Dr. van ‘t Veer I think one of the challenges is in understanding what risk actually means and how we respond to it. For instance, we know that in low-risk women between the ages of 40 and 50, approximately two women in 100,000 will get breast cancer. So the question is, can you forgo 10 years of screening for such a low-risk group of women, risking that two breast cancers will go undetected? Whichever option you choose, there is an associated cost not only on the healthcare system, but on society and the individual.  It’s a perplexing question and highlights the need for more advanced screening technology that includes genetic biomarkers so that we can better assess actual risk.

We face similar challenges at the other end of the spectrum in metastatic breast cancer. How do we best assess risk of metastasis to prevent it and how do we know how best to treat it? This is where the BCRF’s Evelyn H. Lauder Founder’s Fund and the accompanying AURORA US and AURORA EU tumor sequencing studies will be very important. If we find that there are gene mutations in metastatic breast cancers that are also found in other types of cancer, we can then test drugs that are approved for other types of cancer in metastatic breast cancer – what is known as off-label drug use. 

The Founder’s Fund studies are very important for two reasons: 1) Without this information, the health insurance companies may not pay for the drug for treatment of metastatic breast cancer (even though it’s approved for another use); 2) Telling a patient that his/her tumor has a specific mutation is not helpful if you can’t give that patient a drug that is likely to be effective against that mutation. 

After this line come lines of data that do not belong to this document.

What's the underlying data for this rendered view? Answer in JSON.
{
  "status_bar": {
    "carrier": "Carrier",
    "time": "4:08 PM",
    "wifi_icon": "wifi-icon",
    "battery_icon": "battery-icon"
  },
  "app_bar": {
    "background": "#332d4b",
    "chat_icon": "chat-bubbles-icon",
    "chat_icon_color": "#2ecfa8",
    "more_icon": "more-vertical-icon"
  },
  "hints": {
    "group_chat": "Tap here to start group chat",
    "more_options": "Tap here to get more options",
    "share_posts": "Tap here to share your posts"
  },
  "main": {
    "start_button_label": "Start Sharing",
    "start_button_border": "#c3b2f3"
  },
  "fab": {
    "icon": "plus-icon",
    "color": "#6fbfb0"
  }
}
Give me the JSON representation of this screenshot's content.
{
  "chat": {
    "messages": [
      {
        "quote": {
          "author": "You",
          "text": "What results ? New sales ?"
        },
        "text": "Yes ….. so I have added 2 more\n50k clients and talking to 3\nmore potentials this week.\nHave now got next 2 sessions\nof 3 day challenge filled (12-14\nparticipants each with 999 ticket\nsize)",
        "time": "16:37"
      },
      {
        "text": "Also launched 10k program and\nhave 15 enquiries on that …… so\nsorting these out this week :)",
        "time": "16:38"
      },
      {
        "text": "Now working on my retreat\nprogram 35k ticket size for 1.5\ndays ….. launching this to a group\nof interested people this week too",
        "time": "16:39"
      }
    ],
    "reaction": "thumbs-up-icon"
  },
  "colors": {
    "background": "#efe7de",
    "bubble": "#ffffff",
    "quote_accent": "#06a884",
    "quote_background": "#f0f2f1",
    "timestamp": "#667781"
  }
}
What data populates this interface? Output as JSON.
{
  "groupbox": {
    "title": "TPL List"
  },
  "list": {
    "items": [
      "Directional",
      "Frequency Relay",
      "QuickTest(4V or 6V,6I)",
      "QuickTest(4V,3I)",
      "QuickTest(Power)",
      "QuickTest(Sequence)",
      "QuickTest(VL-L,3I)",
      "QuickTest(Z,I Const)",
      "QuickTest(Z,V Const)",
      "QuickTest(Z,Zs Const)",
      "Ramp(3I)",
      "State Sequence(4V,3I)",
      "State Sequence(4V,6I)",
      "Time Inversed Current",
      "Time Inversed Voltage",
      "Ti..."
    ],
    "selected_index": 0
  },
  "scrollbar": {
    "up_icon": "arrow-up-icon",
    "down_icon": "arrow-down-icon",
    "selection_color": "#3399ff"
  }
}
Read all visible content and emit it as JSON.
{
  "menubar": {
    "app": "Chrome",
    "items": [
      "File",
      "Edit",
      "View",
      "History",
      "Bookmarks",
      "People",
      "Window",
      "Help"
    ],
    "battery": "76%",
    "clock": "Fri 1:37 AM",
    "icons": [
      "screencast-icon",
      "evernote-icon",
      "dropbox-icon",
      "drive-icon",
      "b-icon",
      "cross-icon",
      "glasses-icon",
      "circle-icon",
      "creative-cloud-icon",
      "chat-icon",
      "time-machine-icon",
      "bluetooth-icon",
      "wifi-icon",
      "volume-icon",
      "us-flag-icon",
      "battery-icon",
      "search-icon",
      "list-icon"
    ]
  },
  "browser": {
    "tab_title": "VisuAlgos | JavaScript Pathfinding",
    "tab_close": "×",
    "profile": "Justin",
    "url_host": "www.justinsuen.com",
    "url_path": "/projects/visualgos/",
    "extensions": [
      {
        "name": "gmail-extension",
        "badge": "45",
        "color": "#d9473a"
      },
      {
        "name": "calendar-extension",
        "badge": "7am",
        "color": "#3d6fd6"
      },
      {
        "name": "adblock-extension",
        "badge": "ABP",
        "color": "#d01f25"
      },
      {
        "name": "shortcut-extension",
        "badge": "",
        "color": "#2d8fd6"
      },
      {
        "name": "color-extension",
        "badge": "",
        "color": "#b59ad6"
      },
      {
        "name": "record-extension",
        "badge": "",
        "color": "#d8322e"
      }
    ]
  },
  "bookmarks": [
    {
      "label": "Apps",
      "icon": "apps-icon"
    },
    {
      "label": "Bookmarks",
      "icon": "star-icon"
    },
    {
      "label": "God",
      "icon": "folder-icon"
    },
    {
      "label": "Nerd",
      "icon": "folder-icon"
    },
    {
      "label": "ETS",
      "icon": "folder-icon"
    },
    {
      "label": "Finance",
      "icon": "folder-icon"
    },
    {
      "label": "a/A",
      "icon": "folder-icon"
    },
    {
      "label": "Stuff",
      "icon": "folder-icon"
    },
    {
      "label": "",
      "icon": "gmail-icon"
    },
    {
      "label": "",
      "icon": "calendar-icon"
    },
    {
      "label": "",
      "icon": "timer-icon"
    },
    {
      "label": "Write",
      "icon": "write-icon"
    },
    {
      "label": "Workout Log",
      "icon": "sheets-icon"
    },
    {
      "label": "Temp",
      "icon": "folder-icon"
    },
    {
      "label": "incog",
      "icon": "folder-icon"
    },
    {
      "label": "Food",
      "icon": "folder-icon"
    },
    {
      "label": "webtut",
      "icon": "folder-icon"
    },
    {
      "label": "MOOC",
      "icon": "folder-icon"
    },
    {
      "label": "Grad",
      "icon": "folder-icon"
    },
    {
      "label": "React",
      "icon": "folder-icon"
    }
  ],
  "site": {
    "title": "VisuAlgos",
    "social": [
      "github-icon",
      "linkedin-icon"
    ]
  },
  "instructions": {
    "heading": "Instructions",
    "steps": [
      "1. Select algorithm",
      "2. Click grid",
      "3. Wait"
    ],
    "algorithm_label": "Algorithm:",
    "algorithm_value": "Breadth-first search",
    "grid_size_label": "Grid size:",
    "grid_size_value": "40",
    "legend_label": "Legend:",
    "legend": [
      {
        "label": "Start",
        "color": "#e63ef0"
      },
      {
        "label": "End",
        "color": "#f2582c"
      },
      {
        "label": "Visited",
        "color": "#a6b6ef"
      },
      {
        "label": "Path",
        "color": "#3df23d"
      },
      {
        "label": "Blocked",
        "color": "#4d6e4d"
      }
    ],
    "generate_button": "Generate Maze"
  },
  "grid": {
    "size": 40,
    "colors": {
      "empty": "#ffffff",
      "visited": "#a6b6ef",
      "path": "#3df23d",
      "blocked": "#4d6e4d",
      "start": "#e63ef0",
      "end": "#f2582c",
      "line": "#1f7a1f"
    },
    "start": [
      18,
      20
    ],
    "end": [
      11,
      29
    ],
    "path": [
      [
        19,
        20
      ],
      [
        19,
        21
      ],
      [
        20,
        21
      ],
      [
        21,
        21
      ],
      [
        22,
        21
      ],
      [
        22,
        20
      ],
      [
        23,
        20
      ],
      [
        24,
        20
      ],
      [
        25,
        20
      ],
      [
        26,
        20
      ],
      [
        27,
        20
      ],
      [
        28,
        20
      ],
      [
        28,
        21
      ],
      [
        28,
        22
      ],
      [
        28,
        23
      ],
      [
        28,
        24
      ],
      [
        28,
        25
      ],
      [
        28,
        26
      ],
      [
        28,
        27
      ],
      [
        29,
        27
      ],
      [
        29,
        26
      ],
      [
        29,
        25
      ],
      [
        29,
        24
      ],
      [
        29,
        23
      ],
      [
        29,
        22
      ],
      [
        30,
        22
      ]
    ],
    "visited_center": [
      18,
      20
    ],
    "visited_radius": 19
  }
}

I think it is important that each patient be given a choice to try other potential therapies when one isn’t working. In order to do that we have to monitor the patient frequently to be sure she or he is responding, and if not, be able to try something else. Most likely a metastatic tumor will have multiple gene alterations and we don’t necessarily know which therapy will be best.

BCRF: What does the future of breast cancer look like to you?

Dr. van ‘t Veer: I think, as many others do, that in addition to prognosis prediction, the work of Chuck Perou in identifying the major subtypes of breast cancer has led to a better understanding of the molecular networks at play, even within a particular breast cancer subtype, and opened the door to new opportunities to determine the best therapeutic options. One of the reasons I left Amsterdam to join Laura Esserman in her efforts on the I-SPY trials is that we will be able to target very specific pathways, and also because I hope that we will be able to change how we test new therapies in clinical trials.

We’ve learned from genomics that each patient tumor is unique and we can no longer compare one group of patients to another as is done in the traditional clinical trial structure of Phase I, Phase II and Phase III trials. We need to monitor response in the individual patient, and the I-SPY2 trial is an excellent example of how we can efficiently do that. I’d like to see us complement this strategy with tumor imaging and perhaps blood-based assays to detect circulating biomarkers to monitor in-patient responses and prevent overtreatment, as well. The MammaPrint assay helps us to identify patients at high-risk for recurrence, who need more aggressive therapy, but even after that, we should carefully assess patient response so that the type of drug they are exposed to is appropriate. 

BCRF: What do you think it the biggest impact of BCRF on advances in breast cancer?

Dr. van‘t Veer: BCRF’s unique model really allows researchers to work on the next out-of-the-box idea. It creates a melting pot of new discoveries and with BCRF’s large grantee group often stimulates new collaborations to address complex issues. The flexibility of BCRF’s process is very stimulating and I’m very enthusiastic to be a part of it.